How to complete this task: List, from the lines below, each one with "title" in it.

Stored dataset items

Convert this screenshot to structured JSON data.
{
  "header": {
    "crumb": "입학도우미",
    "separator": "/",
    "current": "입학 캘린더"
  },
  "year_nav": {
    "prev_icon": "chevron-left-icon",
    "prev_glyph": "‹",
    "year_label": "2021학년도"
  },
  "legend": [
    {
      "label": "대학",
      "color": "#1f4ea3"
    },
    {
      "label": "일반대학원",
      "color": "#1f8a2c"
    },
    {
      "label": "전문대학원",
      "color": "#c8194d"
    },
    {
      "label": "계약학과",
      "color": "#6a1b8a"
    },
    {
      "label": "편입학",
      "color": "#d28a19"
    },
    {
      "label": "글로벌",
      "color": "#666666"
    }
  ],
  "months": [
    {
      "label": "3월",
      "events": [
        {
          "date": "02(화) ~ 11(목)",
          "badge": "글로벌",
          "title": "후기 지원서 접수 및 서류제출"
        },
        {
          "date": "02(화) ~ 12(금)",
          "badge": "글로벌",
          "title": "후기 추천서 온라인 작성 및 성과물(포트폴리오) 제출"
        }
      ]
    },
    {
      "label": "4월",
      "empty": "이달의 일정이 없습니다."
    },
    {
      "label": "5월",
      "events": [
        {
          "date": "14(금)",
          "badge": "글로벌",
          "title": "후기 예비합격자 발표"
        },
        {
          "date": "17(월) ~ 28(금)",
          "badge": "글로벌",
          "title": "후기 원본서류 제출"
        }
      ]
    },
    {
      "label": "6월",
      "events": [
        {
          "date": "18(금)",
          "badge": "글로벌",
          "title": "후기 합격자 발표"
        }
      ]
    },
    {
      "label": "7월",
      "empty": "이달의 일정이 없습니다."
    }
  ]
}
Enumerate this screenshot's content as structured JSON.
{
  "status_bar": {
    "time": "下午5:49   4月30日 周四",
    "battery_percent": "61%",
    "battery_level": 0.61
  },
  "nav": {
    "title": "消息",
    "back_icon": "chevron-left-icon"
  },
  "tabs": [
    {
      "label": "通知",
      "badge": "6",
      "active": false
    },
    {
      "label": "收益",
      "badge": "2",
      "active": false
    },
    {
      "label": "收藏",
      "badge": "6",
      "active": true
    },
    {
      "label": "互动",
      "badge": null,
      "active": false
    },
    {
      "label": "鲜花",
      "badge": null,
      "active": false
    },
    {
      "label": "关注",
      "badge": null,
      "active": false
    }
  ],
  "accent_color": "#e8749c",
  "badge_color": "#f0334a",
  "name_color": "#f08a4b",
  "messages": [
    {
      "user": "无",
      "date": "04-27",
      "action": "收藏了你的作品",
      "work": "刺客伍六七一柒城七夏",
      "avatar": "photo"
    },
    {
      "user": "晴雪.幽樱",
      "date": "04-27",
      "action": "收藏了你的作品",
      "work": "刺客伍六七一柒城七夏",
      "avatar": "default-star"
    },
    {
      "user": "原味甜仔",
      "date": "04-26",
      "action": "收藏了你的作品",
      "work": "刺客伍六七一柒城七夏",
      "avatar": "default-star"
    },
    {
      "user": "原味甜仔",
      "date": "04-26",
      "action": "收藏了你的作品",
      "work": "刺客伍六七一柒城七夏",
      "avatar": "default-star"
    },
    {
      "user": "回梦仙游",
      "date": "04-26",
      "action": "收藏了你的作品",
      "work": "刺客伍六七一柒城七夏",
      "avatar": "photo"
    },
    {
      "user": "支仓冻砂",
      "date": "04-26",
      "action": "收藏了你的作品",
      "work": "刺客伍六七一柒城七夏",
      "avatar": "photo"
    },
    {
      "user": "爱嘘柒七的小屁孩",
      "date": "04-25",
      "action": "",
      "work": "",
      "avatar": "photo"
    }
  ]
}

Reply:
          "title": "후기 지원서 접수 및 서류제출"
          "title": "후기 추천서 온라인 작성 및 성과물(포트폴리오) 제출"
          "title": "후기 예비합격자 발표"
          "title": "후기 원본서류 제출"
          "title": "후기 합격자 발표"
    "title": "消息",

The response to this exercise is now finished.